### HOW TO COMPLETE THIS TASK
Would you copy every record exactly as it stands and drop the pictures?

[[ DATA FOR THIS EXERCISE open ]]

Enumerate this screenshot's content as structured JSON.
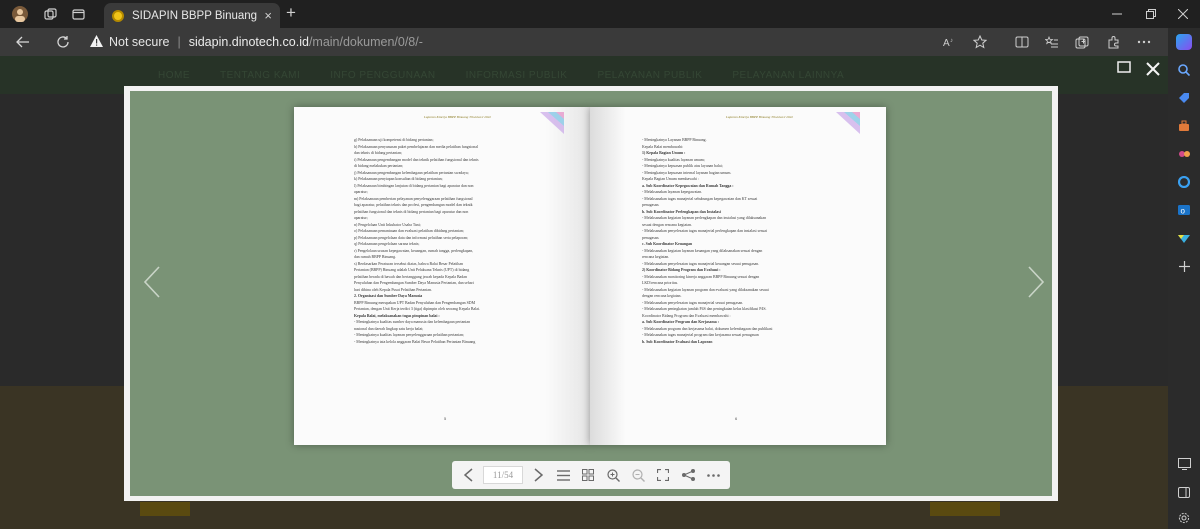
{
  "browser": {
    "tab_title": "SIDAPIN BBPP Binuang",
    "tab_close": "×",
    "new_tab": "+",
    "security_label": "Not secure",
    "url_host": "sidapin.dinotech.co.id",
    "url_path": "/main/dokumen/0/8/-",
    "separator": "|"
  },
  "site_nav": [
    "HOME",
    "TENTANG KAMI",
    "INFO PENGGUNAAN",
    "INFORMASI PUBLIK",
    "PELAYANAN PUBLIK",
    "PELAYANAN LAINNYA"
  ],
  "viewer": {
    "page_indicator": "11/54"
  },
  "book": {
    "left_header": "Laporan Kinerja BBPP Binuang Triwulan I 2022",
    "right_header": "Laporan Kinerja BBPP Binuang Triwulan I 2022",
    "left_lines": [
      "g) Pelaksanaan uji kompetensi di bidang pertanian;",
      "h) Pelaksanaan penyusunan paket pembelajaran dan media pelatihan fungsional",
      "    dan teknis di bidang pertanian;",
      "i) Pelaksanaan pengembangan model dan teknik pelatihan fungsional dan teknis",
      "    di bidang melakukan pertanian;",
      "j) Pelaksanaan pengembangan kelembagaan pelatihan pertanian swadaya;",
      "k) Pelaksanaan penyiapan konsultan di bidang pertanian;",
      "l) Pelaksanaan bimbingan lanjutan di bidang pertanian bagi aparatur dan non",
      "    aparatur;",
      "m) Pelaksanaan pemberian pelayanan penyelenggaraan pelatihan fungsional",
      "    bagi aparatur, pelatihan teknis dan profesi, pengembangan model dan teknik",
      "    pelatihan fungsional dan teknis di bidang pertanian bagi aparatur dan non",
      "    aparatur;",
      "n) Pengelolaan Unit Inkubator Usaha Tani;",
      "o) Pelaksanaan pemantauan dan evaluasi pelatihan dibidang pertanian;",
      "p) Pelaksanaan pengelolaan data dan informasi pelatihan serta pelaporan;",
      "q) Pelaksanaan pengelolaan sarana teknis;",
      "r) Pengelolaan urusan kepegawaian, keuangan, rumah tangga, perlengkapan,",
      "    dan rumah BBPP Binuang.",
      "s) Berdasarkan Peraturan tersebut diatas, bahwa Balai Besar Pelatihan",
      "    Pertanian (BBPP) Binuang adalah Unit Pelaksana Teknis (UPT) di bidang",
      "    pelatihan berada di bawah dan bertanggung jawab kepada Kepala Badan",
      "    Penyuluhan dan Pengembangan Sumber Daya Manusia Pertanian, dan sehari",
      "    hari dibina oleh Kepala Pusat Pelatihan Pertanian.",
      "2.  Organisasi dan Sumber Daya Manusia",
      "    BBPP Binuang merupakan UPT Badan Penyuluhan dan Pengembangan SDM",
      "    Pertanian, dengan Unit Kerja terdiri 3 (tiga) dipimpin oleh seorang Kepala Balai.",
      "    Kepala Balai, melaksanakan tugas pimpinan balai :",
      "-   Meningkatnya kualitas sumber daya manusia dan kelembagaan pertanian",
      "    nasional dan daerah lingkup satu kerja balai;",
      "-   Meningkatnya kualitas layanan penyelenggaraan pelatihan pertanian;",
      "-   Meningkatnya tata kelola anggaran Balai Besar Pelatihan Pertanian Binuang"
    ],
    "right_lines": [
      "-   Meningkatnya Layanan BBPP Binuang.",
      "    Kepala Balai membawahi:",
      "1)  Kepala Bagian Umum :",
      "-   Meningkatnya kualitas layanan umum;",
      "-   Meningkatnya kepuasan publik atas layanan balai;",
      "-   Meningkatnya kepuasan internal layanan bagian umum.",
      "    Kepala Bagian Umum membawahi :",
      "a.  Sub Koordinator Kepegawaian dan Rumah Tangga :",
      "-   Melaksanakan layanan kepegawaian.",
      "-   Melaksanakan tugas manajerial sehubungan kepegawaian dan KT sesuai",
      "    penugasan.",
      "b.  Sub Koordinator Perlengkapan dan Instalasi",
      "-   Melaksanakan kegiatan layanan perlengkapan dan instalasi yang dilaksanakan",
      "    sesuai dengan rencana kegiatan.",
      "-   Melaksanakan penyelesaian tugas manajerial perlengkapan dan instalasi sesuai",
      "    penugasan.",
      "c.  Sub Koordinator Keuangan",
      "-   Melaksanakan kegiatan layanan keuangan yang dilaksanakan sesuai dengan",
      "    rencana kegiatan.",
      "-   Melaksanakan penyelesaian tugas manajerial keuangan sesuai penugasan.",
      "2)  Koordinator Bidang Program dan Evaluasi :",
      "-   Melaksanakan monitoring kinerja anggaran BBPP Binuang sesuai dengan",
      "    LKD/rencana prioritas.",
      "-   Melaksanakan kegiatan layanan program dan evaluasi yang dilaksanakan sesuai",
      "    dengan rencana kegiatan.",
      "-   Melaksanakan penyelesaian tugas manajerial sesuai penugasan.",
      "-   Melaksanakan peningkatan jumlah P4S dan peningkatan kelas klasifikasi P4S.",
      "    Koordinator Bidang Program dan Evaluasi membawahi :",
      "a.  Sub Koordinator Program dan Kerjasama :",
      "-   Melaksanakan program dan kerjasama balai, dokumen kelembagaan dan publikasi",
      "-   Melaksanakan tugas manajerial program dan kerjasama sesuai penugasan",
      "b.  Sub Koordinator Evaluasi dan Laporan"
    ],
    "left_page_number": "5",
    "right_page_number": "6"
  }
}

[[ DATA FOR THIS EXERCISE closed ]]

### COMPLETED TASK
Enumerate this screenshot's content as structured JSON.
{
  "browser": {
    "tab_title": "SIDAPIN BBPP Binuang",
    "tab_close": "×",
    "new_tab": "+",
    "security_label": "Not secure",
    "url_host": "sidapin.dinotech.co.id",
    "url_path": "/main/dokumen/0/8/-",
    "separator": "|"
  },
  "site_nav": [
    "HOME",
    "TENTANG KAMI",
    "INFO PENGGUNAAN",
    "INFORMASI PUBLIK",
    "PELAYANAN PUBLIK",
    "PELAYANAN LAINNYA"
  ],
  "viewer": {
    "page_indicator": "11/54"
  },
  "book": {
    "left_header": "Laporan Kinerja BBPP Binuang Triwulan I 2022",
    "right_header": "Laporan Kinerja BBPP Binuang Triwulan I 2022",
    "left_lines": [
      "g) Pelaksanaan uji kompetensi di bidang pertanian;",
      "h) Pelaksanaan penyusunan paket pembelajaran dan media pelatihan fungsional",
      "    dan teknis di bidang pertanian;",
      "i) Pelaksanaan pengembangan model dan teknik pelatihan fungsional dan teknis",
      "    di bidang melakukan pertanian;",
      "j) Pelaksanaan pengembangan kelembagaan pelatihan pertanian swadaya;",
      "k) Pelaksanaan penyiapan konsultan di bidang pertanian;",
      "l) Pelaksanaan bimbingan lanjutan di bidang pertanian bagi aparatur dan non",
      "    aparatur;",
      "m) Pelaksanaan pemberian pelayanan penyelenggaraan pelatihan fungsional",
      "    bagi aparatur, pelatihan teknis dan profesi, pengembangan model dan teknik",
      "    pelatihan fungsional dan teknis di bidang pertanian bagi aparatur dan non",
      "    aparatur;",
      "n) Pengelolaan Unit Inkubator Usaha Tani;",
      "o) Pelaksanaan pemantauan dan evaluasi pelatihan dibidang pertanian;",
      "p) Pelaksanaan pengelolaan data dan informasi pelatihan serta pelaporan;",
      "q) Pelaksanaan pengelolaan sarana teknis;",
      "r) Pengelolaan urusan kepegawaian, keuangan, rumah tangga, perlengkapan,",
      "    dan rumah BBPP Binuang.",
      "s) Berdasarkan Peraturan tersebut diatas, bahwa Balai Besar Pelatihan",
      "    Pertanian (BBPP) Binuang adalah Unit Pelaksana Teknis (UPT) di bidang",
      "    pelatihan berada di bawah dan bertanggung jawab kepada Kepala Badan",
      "    Penyuluhan dan Pengembangan Sumber Daya Manusia Pertanian, dan sehari",
      "    hari dibina oleh Kepala Pusat Pelatihan Pertanian.",
      "2.  Organisasi dan Sumber Daya Manusia",
      "    BBPP Binuang merupakan UPT Badan Penyuluhan dan Pengembangan SDM",
      "    Pertanian, dengan Unit Kerja terdiri 3 (tiga) dipimpin oleh seorang Kepala Balai.",
      "    Kepala Balai, melaksanakan tugas pimpinan balai :",
      "-   Meningkatnya kualitas sumber daya manusia dan kelembagaan pertanian",
      "    nasional dan daerah lingkup satu kerja balai;",
      "-   Meningkatnya kualitas layanan penyelenggaraan pelatihan pertanian;",
      "-   Meningkatnya tata kelola anggaran Balai Besar Pelatihan Pertanian Binuang"
    ],
    "right_lines": [
      "-   Meningkatnya Layanan BBPP Binuang.",
      "    Kepala Balai membawahi:",
      "1)  Kepala Bagian Umum :",
      "-   Meningkatnya kualitas layanan umum;",
      "-   Meningkatnya kepuasan publik atas layanan balai;",
      "-   Meningkatnya kepuasan internal layanan bagian umum.",
      "    Kepala Bagian Umum membawahi :",
      "a.  Sub Koordinator Kepegawaian dan Rumah Tangga :",
      "-   Melaksanakan layanan kepegawaian.",
      "-   Melaksanakan tugas manajerial sehubungan kepegawaian dan KT sesuai",
      "    penugasan.",
      "b.  Sub Koordinator Perlengkapan dan Instalasi",
      "-   Melaksanakan kegiatan layanan perlengkapan dan instalasi yang dilaksanakan",
      "    sesuai dengan rencana kegiatan.",
      "-   Melaksanakan penyelesaian tugas manajerial perlengkapan dan instalasi sesuai",
      "    penugasan.",
      "c.  Sub Koordinator Keuangan",
      "-   Melaksanakan kegiatan layanan keuangan yang dilaksanakan sesuai dengan",
      "    rencana kegiatan.",
      "-   Melaksanakan penyelesaian tugas manajerial keuangan sesuai penugasan.",
      "2)  Koordinator Bidang Program dan Evaluasi :",
      "-   Melaksanakan monitoring kinerja anggaran BBPP Binuang sesuai dengan",
      "    LKD/rencana prioritas.",
      "-   Melaksanakan kegiatan layanan program dan evaluasi yang dilaksanakan sesuai",
      "    dengan rencana kegiatan.",
      "-   Melaksanakan penyelesaian tugas manajerial sesuai penugasan.",
      "-   Melaksanakan peningkatan jumlah P4S dan peningkatan kelas klasifikasi P4S.",
      "    Koordinator Bidang Program dan Evaluasi membawahi :",
      "a.  Sub Koordinator Program dan Kerjasama :",
      "-   Melaksanakan program dan kerjasama balai, dokumen kelembagaan dan publikasi",
      "-   Melaksanakan tugas manajerial program dan kerjasama sesuai penugasan",
      "b.  Sub Koordinator Evaluasi dan Laporan"
    ],
    "left_page_number": "5",
    "right_page_number": "6"
  }
}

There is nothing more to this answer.